┌────────

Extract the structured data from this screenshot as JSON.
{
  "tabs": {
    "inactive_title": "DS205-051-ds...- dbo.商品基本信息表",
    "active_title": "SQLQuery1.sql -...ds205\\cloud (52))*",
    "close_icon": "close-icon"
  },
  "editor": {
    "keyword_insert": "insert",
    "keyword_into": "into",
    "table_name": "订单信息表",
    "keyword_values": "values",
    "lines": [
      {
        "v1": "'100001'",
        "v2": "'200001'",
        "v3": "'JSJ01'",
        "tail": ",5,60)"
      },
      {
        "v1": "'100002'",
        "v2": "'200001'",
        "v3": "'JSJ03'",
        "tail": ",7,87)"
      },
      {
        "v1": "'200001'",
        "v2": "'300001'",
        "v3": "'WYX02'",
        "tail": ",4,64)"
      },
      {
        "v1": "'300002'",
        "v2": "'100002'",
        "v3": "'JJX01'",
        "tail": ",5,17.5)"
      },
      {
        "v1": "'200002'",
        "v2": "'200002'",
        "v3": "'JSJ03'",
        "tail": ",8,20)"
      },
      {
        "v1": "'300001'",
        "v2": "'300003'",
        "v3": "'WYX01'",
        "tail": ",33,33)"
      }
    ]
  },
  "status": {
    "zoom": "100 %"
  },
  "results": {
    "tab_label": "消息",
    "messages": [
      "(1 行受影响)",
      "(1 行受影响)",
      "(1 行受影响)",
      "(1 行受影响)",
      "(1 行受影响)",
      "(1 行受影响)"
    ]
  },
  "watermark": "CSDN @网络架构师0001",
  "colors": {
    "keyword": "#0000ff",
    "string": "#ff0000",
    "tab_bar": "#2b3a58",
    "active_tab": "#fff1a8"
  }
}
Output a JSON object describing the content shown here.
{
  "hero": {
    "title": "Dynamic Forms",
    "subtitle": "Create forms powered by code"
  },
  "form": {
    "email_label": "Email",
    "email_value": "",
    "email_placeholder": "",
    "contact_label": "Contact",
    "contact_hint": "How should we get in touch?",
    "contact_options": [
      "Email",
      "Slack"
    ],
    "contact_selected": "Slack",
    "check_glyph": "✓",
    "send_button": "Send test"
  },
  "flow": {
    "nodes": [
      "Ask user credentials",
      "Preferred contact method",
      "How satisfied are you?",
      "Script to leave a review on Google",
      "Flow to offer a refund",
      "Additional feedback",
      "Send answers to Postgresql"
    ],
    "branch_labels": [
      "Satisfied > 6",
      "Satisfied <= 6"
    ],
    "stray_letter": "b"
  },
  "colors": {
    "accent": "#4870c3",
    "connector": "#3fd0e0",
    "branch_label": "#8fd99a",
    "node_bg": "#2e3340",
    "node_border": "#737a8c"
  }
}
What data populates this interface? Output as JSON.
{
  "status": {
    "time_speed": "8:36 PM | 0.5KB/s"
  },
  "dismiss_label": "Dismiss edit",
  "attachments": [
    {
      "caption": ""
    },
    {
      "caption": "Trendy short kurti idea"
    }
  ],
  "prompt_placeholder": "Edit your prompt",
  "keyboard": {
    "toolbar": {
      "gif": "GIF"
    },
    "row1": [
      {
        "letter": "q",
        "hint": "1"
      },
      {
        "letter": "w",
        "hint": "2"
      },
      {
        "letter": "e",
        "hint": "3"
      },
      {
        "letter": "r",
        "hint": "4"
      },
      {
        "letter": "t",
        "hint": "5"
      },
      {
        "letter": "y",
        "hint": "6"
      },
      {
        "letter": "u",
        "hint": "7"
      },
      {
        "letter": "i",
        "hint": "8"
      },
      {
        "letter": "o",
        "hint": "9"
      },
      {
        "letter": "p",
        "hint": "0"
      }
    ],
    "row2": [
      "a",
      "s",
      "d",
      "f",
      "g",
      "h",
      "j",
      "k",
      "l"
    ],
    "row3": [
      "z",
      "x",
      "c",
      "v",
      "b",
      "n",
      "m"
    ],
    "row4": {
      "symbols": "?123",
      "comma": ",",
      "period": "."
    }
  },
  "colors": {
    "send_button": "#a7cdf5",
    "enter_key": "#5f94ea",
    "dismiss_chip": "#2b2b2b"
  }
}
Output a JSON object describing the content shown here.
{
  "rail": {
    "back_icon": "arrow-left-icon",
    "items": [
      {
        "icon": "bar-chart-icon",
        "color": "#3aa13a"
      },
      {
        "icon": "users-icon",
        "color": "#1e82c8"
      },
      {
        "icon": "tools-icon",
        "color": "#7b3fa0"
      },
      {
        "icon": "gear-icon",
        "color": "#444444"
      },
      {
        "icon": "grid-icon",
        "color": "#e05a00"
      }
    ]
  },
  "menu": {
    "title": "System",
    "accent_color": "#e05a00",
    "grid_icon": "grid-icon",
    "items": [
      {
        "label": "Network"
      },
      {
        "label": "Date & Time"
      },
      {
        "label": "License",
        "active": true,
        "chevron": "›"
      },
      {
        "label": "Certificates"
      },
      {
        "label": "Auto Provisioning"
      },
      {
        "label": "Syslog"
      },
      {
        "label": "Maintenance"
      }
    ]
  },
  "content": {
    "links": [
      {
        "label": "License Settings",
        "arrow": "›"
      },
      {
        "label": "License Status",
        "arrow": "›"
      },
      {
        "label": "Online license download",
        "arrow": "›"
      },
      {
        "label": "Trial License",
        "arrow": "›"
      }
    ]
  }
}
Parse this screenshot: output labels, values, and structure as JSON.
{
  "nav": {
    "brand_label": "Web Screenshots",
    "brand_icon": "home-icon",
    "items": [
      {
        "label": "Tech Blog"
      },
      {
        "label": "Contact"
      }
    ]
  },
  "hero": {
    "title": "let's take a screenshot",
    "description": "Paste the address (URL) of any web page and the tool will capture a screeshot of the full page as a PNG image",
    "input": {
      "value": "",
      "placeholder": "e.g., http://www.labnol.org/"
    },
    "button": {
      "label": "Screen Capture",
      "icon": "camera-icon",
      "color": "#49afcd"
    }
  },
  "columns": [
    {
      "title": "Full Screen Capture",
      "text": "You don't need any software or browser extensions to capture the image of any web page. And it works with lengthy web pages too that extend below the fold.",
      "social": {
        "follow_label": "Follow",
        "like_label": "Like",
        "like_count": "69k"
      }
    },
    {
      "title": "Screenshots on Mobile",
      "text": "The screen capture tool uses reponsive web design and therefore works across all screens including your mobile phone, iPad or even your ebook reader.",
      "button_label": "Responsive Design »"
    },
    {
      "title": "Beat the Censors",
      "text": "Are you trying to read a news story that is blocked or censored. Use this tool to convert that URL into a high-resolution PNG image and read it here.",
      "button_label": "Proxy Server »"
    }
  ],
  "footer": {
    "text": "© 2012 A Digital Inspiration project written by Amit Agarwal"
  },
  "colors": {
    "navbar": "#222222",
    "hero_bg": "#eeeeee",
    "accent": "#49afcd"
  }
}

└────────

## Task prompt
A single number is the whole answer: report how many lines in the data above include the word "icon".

## Task response
10